Professor Michael Permezel, president of the Royal Australian and New Zealand College of Obstetricians and Gynaecologists, was responding to an article in the latest MJA which asked if medical students should deliver babies. (1)
Professors Caroline de Costa and Ajay Rane, both from the department of obstetrics and gynaecology at James Cook University in Townsville, said that due to increased student numbers and competition from student midwives, the opportunities for medical students to take part in birth was declining.
“Until the late 20th century, all medical students were required to perform at least some normal (uncomplicated) deliveries, under the watchful eyes (and, at times, the hands) of senior midwives”, the authors wrote.
“These requirements have been reduced owing to increased student numbers, increased competition from student midwives for attending births, decreased birth rates and increased caesarean section rates, competing demands from the many new disciplines now included within the medical course, and a greater say by women themselves in what happens to them during labour and birth.”
The authors cited a 2008 survey of the 19 Australian medical schools that showed only 10 had mandatory requirements for students to perform between one and four deliveries. (2)
“Our experience over the past 10 years has confirmed our belief that the requirement of compulsory deliveries … sends a clear message to students and staff that delivering a baby under the skilled direction of a midwife is an important step towards becoming a doctor”, the authors wrote.
Professor Permezel, from the department of obstetrics and gynaecology at the University of Melbourne, went even further, saying “students learn a lot more from obstetrics than just catching babies”.
“Yes, the actual mechanics of childbirth are important to learn”, he told MJA InSight. “Every doctor, no matter what their speciality, will care for pregnant women. Knowing what they are going through, what their issues are, is important.
“Medical students gain a certain emotional maturity and enhanced communication skills by going through that experience with parents, who can be highly emotive.
“They will also learn about pain relief and fluid management — skills that are useful more generally”, Professor Permezel said.
He said that despite increased numbers of students and competing interests, making delivering babies a compulsory part of medical training was “absolutely doable”.

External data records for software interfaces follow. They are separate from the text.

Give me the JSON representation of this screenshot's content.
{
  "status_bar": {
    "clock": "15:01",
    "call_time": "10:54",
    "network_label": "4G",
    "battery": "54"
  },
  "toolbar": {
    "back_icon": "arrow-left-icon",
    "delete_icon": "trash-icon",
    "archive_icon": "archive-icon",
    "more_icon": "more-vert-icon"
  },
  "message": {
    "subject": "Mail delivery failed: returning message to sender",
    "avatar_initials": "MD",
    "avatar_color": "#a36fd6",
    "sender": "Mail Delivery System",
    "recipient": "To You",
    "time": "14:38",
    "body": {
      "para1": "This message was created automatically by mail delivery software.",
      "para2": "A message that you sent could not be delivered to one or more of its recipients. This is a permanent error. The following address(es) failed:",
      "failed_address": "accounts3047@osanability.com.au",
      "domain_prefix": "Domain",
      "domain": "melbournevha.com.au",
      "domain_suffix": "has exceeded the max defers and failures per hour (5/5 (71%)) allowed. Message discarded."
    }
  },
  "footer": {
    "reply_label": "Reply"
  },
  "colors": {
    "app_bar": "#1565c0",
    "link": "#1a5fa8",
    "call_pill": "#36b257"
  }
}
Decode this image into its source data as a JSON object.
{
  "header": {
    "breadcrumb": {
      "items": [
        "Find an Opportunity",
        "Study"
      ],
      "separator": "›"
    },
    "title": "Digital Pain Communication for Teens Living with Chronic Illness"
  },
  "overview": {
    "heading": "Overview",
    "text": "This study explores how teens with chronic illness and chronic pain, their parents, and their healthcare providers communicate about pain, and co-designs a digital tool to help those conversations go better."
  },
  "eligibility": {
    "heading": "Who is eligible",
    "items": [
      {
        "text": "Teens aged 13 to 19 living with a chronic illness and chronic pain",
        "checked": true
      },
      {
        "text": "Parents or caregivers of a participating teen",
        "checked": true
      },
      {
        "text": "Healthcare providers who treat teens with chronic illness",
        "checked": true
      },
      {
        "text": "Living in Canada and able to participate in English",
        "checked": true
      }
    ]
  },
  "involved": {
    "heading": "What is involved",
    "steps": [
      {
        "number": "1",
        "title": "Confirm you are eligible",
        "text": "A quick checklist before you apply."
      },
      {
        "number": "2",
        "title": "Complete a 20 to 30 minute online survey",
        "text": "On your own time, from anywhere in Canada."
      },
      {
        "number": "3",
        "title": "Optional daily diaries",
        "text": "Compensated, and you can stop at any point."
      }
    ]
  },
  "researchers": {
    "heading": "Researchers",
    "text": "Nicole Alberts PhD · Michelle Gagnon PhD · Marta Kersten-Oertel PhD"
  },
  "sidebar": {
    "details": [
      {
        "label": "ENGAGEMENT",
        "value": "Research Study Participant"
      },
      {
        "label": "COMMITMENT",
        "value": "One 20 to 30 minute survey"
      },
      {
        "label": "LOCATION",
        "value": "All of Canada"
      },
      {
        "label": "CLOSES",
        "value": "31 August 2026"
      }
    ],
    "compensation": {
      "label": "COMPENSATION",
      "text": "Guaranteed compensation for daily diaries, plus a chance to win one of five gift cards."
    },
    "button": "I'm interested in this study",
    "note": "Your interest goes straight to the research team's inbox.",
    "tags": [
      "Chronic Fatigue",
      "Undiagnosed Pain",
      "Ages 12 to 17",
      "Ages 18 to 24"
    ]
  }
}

“It’s a matter of what priority the medical deans and teaching hospitals put on the education of their students”, he told MJA InSight.
“The priority of midwife educators is the midwives. The priority of the medical educators is the doctors and it’s up to the deans and hospitals to see the needs of both and balance them.
“If the deans give obstetrics its rightful place in medical education then they will exert pressure on the hospitals to get that balance right.
“This is not just about catching babies”, he said. “It is the deans’ role to provide the community with the all-round, best possible graduates.”
Professor Justin Beilby, president of the Medical Deans Australia and New Zealand, said that he agreed that obstetrics practice was a “core part” of a student’s medical education and that medical deans had a responsibility to ensure students were able to deliver two or three babies during their obstetrics rotation.
“It is difficult [given the competing interests and increased student numbers] but it is my view that we should hold to that aim”, Professor Beilby said.
“I don’t think the number of medical students will increase much more — we are approaching status quo — and perhaps it is time we looked at this in different ways.”
Professor Beilby said the private system was already used to provide some clinical training. “Perhaps we need to focus a little less on the public system”, he said
– Cate Swannell
Posted 2 April 2013